But Europeans’ appetite for vaccination has increased spectacularly, as the March data shows. France, Spain and Italy all saw increases of around 20% – while in Russia the figure fell further.
To put these figures in perspective, the University of Oxford reports that the proportion of people who had received at least the first vaccine at the time of the survey was around 29% in the UK, 14% in the UK, 3 to 5% in France, Germany, Italy, Russia and Spain, and less than 1% in Australia and South Africa. One more statistic to mention: 39% of Russians were still completely opposed to the vaccine in March.
Hungarian data as measured by the KHS followed and in some cases exceeded the international trend. By April, 59.1% of Hungarians said they planned to get vaccinated or had already received their first and/or second dose. The proportion of those who answered “maybe” dropped to 17.1%, bringing the two camps together to 77%. And the proportion still refusing vaccination has halved.
We prefer vaccines in peacetime
We didn’t have a coronavirus epidemic when the European Commission published a very relevant survey in 2018. It asked how Europeans feel about vaccines, what proportion of them they support, how much they trust them and what the reasons are for refusing them.
The question was not, of course, about whether, if there was a new pandemic, people would get the vaccine as soon as it was available. Among other things, the researchers wanted to know whether Europeans think it is important to vaccinate their children and whether they consider the vaccines they would otherwise take their children to the doctor for as safe.
We have selected the countries that are included in the World Economic Forum survey so that we can compare public opinion across countries – and present the Hungarian data. Generally speaking, the willingness to vaccinate is much higher in “peacetime” than during a coronavirus epidemic that causes a state of emergency. In both cases, France stands out, where vaccines seem to be received with greater scepticism than elsewhere. In Hungary, however, there is minimal general opposition to vaccination, with only Spain and Portugal in the EU showing a greater support.
Finally, the authors of the study point out that vaccine confidence should be understood as confidence in the efficacy and safety of vaccines and the health care system that “delivers” them.
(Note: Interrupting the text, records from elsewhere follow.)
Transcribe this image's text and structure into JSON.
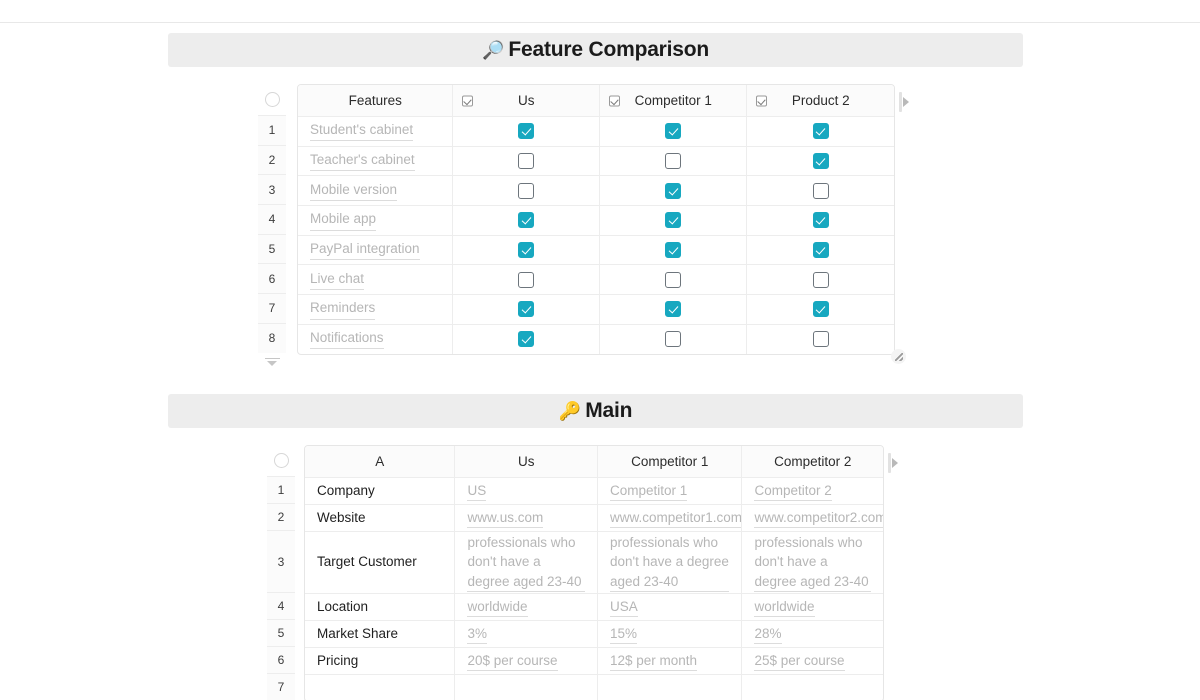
{
  "sections": [
    {
      "id": "feature-comparison",
      "emoji": "🔎",
      "title": "Feature Comparison",
      "columns": [
        "Features",
        "Us",
        "Competitor 1",
        "Product 2"
      ],
      "header_checkbox_columns": [
        false,
        true,
        true,
        true
      ],
      "row_numbers": [
        "1",
        "2",
        "3",
        "4",
        "5",
        "6",
        "7",
        "8"
      ],
      "rows": [
        {
          "feature": "Student's cabinet",
          "values": [
            true,
            true,
            true
          ]
        },
        {
          "feature": "Teacher's cabinet",
          "values": [
            false,
            false,
            true
          ]
        },
        {
          "feature": "Mobile version",
          "values": [
            false,
            true,
            false
          ]
        },
        {
          "feature": "Mobile app",
          "values": [
            true,
            true,
            true
          ]
        },
        {
          "feature": "PayPal integration",
          "values": [
            true,
            true,
            true
          ]
        },
        {
          "feature": "Live chat",
          "values": [
            false,
            false,
            false
          ]
        },
        {
          "feature": "Reminders",
          "values": [
            true,
            true,
            true
          ]
        },
        {
          "feature": "Notifications",
          "values": [
            true,
            false,
            false
          ]
        }
      ]
    },
    {
      "id": "main",
      "emoji": "🔑",
      "title": "Main",
      "columns": [
        "A",
        "Us",
        "Competitor 1",
        "Competitor 2"
      ],
      "header_checkbox_columns": [
        false,
        false,
        false,
        false
      ],
      "row_numbers": [
        "1",
        "2",
        "3",
        "4",
        "5",
        "6",
        "7"
      ],
      "rows": [
        {
          "key": "Company",
          "values": [
            "US",
            "Competitor 1",
            "Competitor 2"
          ]
        },
        {
          "key": "Website",
          "values": [
            "www.us.com",
            "www.competitor1.com",
            "www.competitor2.com"
          ]
        },
        {
          "key": "Target Customer",
          "values": [
            "professionals who don't have a degree aged 23-40",
            "professionals who don't have a degree aged 23-40",
            "professionals who don't have a degree aged 23-40"
          ]
        },
        {
          "key": "Location",
          "values": [
            "worldwide",
            "USA",
            "worldwide"
          ]
        },
        {
          "key": "Market Share",
          "values": [
            "3%",
            "15%",
            "28%"
          ]
        },
        {
          "key": "Pricing",
          "values": [
            "20$ per course",
            "12$ per month",
            "25$ per course"
          ]
        },
        {
          "key": "",
          "values": [
            "",
            "",
            ""
          ]
        }
      ]
    }
  ],
  "colors": {
    "checked": "#17a8c0",
    "unchecked_border": "#6d757c",
    "banner_bg": "#ededed",
    "muted_text": "#b6b6b6",
    "dark_text": "#1f1f1f"
  }
}
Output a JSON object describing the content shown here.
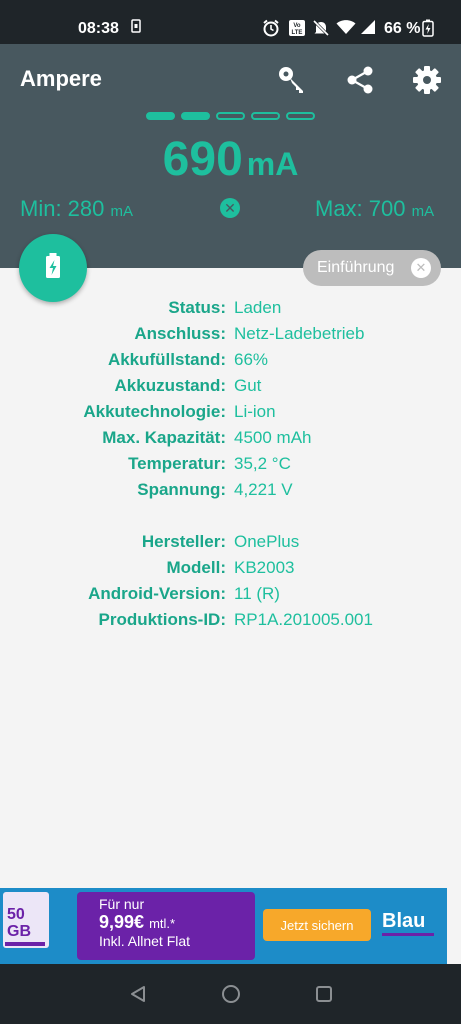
{
  "status_bar": {
    "time": "08:38",
    "battery_percent": "66 %",
    "icons": [
      "alarm-icon",
      "volte-icon",
      "mute-icon",
      "wifi-icon",
      "signal-icon",
      "battery-charging-icon"
    ]
  },
  "app": {
    "title": "Ampere",
    "accent_color": "#1ebf9e",
    "header_color": "#48585f"
  },
  "meter": {
    "level_indicator": {
      "filled": 2,
      "total": 5
    },
    "current_value": "690",
    "current_unit": "mA",
    "min_label": "Min: 280",
    "min_unit": "mA",
    "max_label": "Max: 700",
    "max_unit": "mA"
  },
  "intro_chip": {
    "label": "Einführung"
  },
  "battery_info": [
    {
      "label": "Status:",
      "value": "Laden"
    },
    {
      "label": "Anschluss:",
      "value": "Netz-Ladebetrieb"
    },
    {
      "label": "Akkufüllstand:",
      "value": "66%"
    },
    {
      "label": "Akkuzustand:",
      "value": "Gut"
    },
    {
      "label": "Akkutechnologie:",
      "value": "Li-ion"
    },
    {
      "label": "Max. Kapazität:",
      "value": "4500 mAh"
    },
    {
      "label": "Temperatur:",
      "value": "35,2 °C"
    },
    {
      "label": "Spannung:",
      "value": "4,221 V"
    }
  ],
  "device_info": [
    {
      "label": "Hersteller:",
      "value": "OnePlus"
    },
    {
      "label": "Modell:",
      "value": "KB2003"
    },
    {
      "label": "Android-Version:",
      "value": "11 (R)"
    },
    {
      "label": "Produktions-ID:",
      "value": "RP1A.201005.001"
    }
  ],
  "ad": {
    "sim_label": "50 GB",
    "line1": "Für nur",
    "price": "9,99€",
    "price_suffix": "mtl.*",
    "line3": "Inkl. Allnet Flat",
    "cta": "Jetzt sichern",
    "brand": "Blau"
  }
}
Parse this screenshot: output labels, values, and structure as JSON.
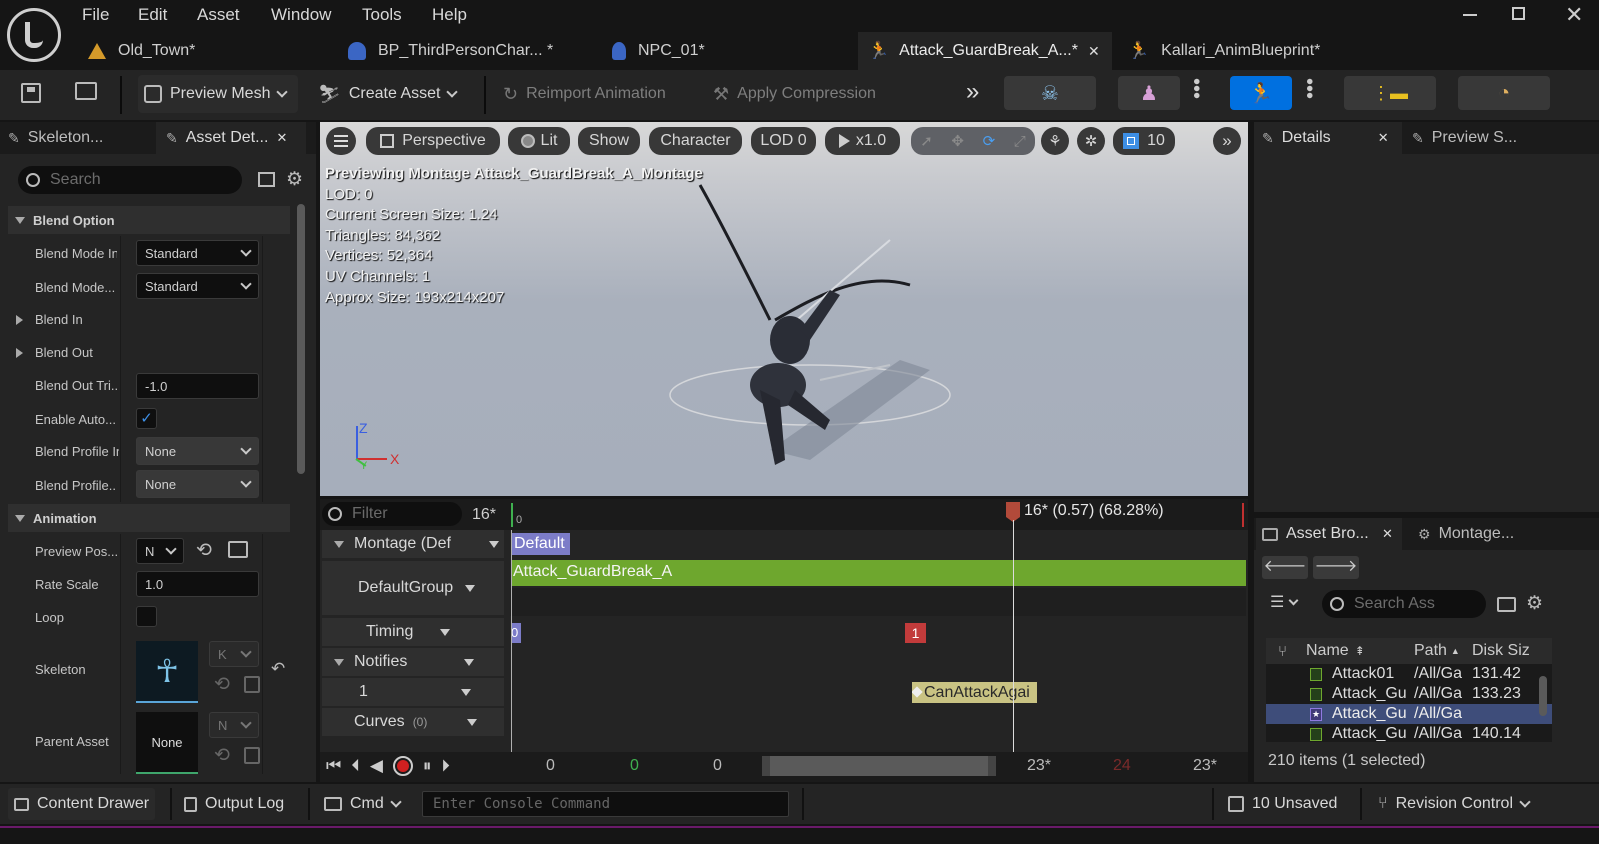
{
  "menu": {
    "items": [
      "File",
      "Edit",
      "Asset",
      "Window",
      "Tools",
      "Help"
    ]
  },
  "doc_tabs": [
    {
      "label": "Old_Town*"
    },
    {
      "label": "BP_ThirdPersonChar... *"
    },
    {
      "label": "NPC_01*"
    },
    {
      "label": "Attack_GuardBreak_A...*"
    },
    {
      "label": "Kallari_AnimBlueprint*"
    }
  ],
  "toolbar": {
    "preview_mesh": "Preview Mesh",
    "create_asset": "Create Asset",
    "reimport": "Reimport Animation",
    "apply_compression": "Apply Compression"
  },
  "left_panel": {
    "tabs": [
      "Skeleton...",
      "Asset Det..."
    ],
    "search_placeholder": "Search",
    "sections": {
      "blend_option": "Blend Option",
      "animation": "Animation"
    },
    "props": {
      "blend_mode_in": "Blend Mode In",
      "blend_mode_in_value": "Standard",
      "blend_mode_out": "Blend Mode...",
      "blend_mode_out_value": "Standard",
      "blend_in": "Blend In",
      "blend_out": "Blend Out",
      "blend_out_trigger": "Blend Out Tri...",
      "blend_out_trigger_value": "-1.0",
      "enable_auto": "Enable Auto...",
      "blend_profile_in": "Blend Profile In",
      "blend_profile_in_value": "None",
      "blend_profile_out": "Blend Profile...",
      "blend_profile_out_value": "None",
      "preview_pose": "Preview Pos...",
      "preview_pose_value": "N",
      "rate_scale": "Rate Scale",
      "rate_scale_value": "1.0",
      "loop": "Loop",
      "skeleton": "Skeleton",
      "skeleton_dd": "K",
      "parent_asset": "Parent Asset",
      "parent_asset_thumb": "None",
      "parent_asset_dd": "N"
    }
  },
  "viewport": {
    "perspective": "Perspective",
    "lit": "Lit",
    "show": "Show",
    "character": "Character",
    "lod": "LOD 0",
    "speed": "x1.0",
    "grid": "10",
    "overlay": [
      "Previewing Montage Attack_GuardBreak_A_Montage",
      "LOD: 0",
      "Current Screen Size: 1.24",
      "Triangles: 84,362",
      "Vertices: 52,364",
      "UV Channels: 1",
      "Approx Size: 193x214x207"
    ],
    "axis_z": "Z",
    "axis_x": "X",
    "axis_y": "Y"
  },
  "timeline": {
    "filter_placeholder": "Filter",
    "frame_count": "16*",
    "ruler_start": "0",
    "playhead_label": "16* (0.57) (68.28%)",
    "tracks": {
      "montage": "Montage (Def",
      "default_group": "DefaultGroup",
      "timing": "Timing",
      "notifies": "Notifies",
      "notify_track": "1",
      "curves": "Curves",
      "curves_count": "(0)"
    },
    "section_label": "Default",
    "anim_segment": "Attack_GuardBreak_A",
    "timing_marker_start": "0",
    "timing_marker": "1",
    "notify": "CanAttackAgai",
    "transport": {
      "v1": "0",
      "v2": "0",
      "v3": "0",
      "end1": "23*",
      "end2": "24",
      "end3": "23*"
    }
  },
  "details_panel": {
    "tabs": [
      "Details",
      "Preview S..."
    ]
  },
  "asset_browser": {
    "tabs": [
      "Asset Bro...",
      "Montage..."
    ],
    "search_placeholder": "Search Ass",
    "columns": [
      "Name",
      "Path",
      "Disk Siz"
    ],
    "rows": [
      {
        "name": "Attack01",
        "path": "/All/Ga",
        "size": "131.42"
      },
      {
        "name": "Attack_Gu",
        "path": "/All/Ga",
        "size": "133.23"
      },
      {
        "name": "Attack_Gu",
        "path": "/All/Ga",
        "size": ""
      },
      {
        "name": "Attack_Gu",
        "path": "/All/Ga",
        "size": "140.14"
      }
    ],
    "status": "210 items (1 selected)"
  },
  "statusbar": {
    "content_drawer": "Content Drawer",
    "output_log": "Output Log",
    "cmd": "Cmd",
    "console_placeholder": "Enter Console Command",
    "unsaved": "10 Unsaved",
    "revision_control": "Revision Control"
  },
  "colors": {
    "accent_blue": "#0070e0",
    "anim_green": "#6ea72e",
    "notify_yellow": "#c9c383",
    "timing_red": "#c23b3b",
    "section_purple": "#7c7cc8"
  }
}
They say: “Vaccine confidence refers to the belief that vaccination is in the best health interests of the population.”